All of the entries should be written out again exactly.

---+---

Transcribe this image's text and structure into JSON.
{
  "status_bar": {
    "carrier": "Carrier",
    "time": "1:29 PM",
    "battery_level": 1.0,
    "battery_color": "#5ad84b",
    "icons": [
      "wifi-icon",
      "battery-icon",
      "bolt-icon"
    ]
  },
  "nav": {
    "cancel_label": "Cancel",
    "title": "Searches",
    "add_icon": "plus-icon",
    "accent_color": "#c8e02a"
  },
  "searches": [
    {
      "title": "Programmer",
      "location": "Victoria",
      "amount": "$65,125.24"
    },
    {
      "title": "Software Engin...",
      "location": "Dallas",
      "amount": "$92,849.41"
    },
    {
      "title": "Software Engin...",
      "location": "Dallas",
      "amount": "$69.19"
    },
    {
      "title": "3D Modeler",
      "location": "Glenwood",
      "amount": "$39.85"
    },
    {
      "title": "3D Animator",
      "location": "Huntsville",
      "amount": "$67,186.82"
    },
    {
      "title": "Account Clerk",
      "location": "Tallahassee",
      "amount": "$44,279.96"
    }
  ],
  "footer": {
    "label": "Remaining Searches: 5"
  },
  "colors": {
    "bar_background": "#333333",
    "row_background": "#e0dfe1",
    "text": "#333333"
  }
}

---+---

→ **Your solution**
Transcribe this image's text and structure into JSON.
{
  "status_bar": {
    "carrier": "Carrier",
    "time": "1:29 PM",
    "battery_level": 1.0,
    "battery_color": "#5ad84b",
    "icons": [
      "wifi-icon",
      "battery-icon",
      "bolt-icon"
    ]
  },
  "nav": {
    "cancel_label": "Cancel",
    "title": "Searches",
    "add_icon": "plus-icon",
    "accent_color": "#c8e02a"
  },
  "searches": [
    {
      "title": "Programmer",
      "location": "Victoria",
      "amount": "$65,125.24"
    },
    {
      "title": "Software Engin...",
      "location": "Dallas",
      "amount": "$92,849.41"
    },
    {
      "title": "Software Engin...",
      "location": "Dallas",
      "amount": "$69.19"
    },
    {
      "title": "3D Modeler",
      "location": "Glenwood",
      "amount": "$39.85"
    },
    {
      "title": "3D Animator",
      "location": "Huntsville",
      "amount": "$67,186.82"
    },
    {
      "title": "Account Clerk",
      "location": "Tallahassee",
      "amount": "$44,279.96"
    }
  ],
  "footer": {
    "label": "Remaining Searches: 5"
  },
  "colors": {
    "bar_background": "#333333",
    "row_background": "#e0dfe1",
    "text": "#333333"
  }
}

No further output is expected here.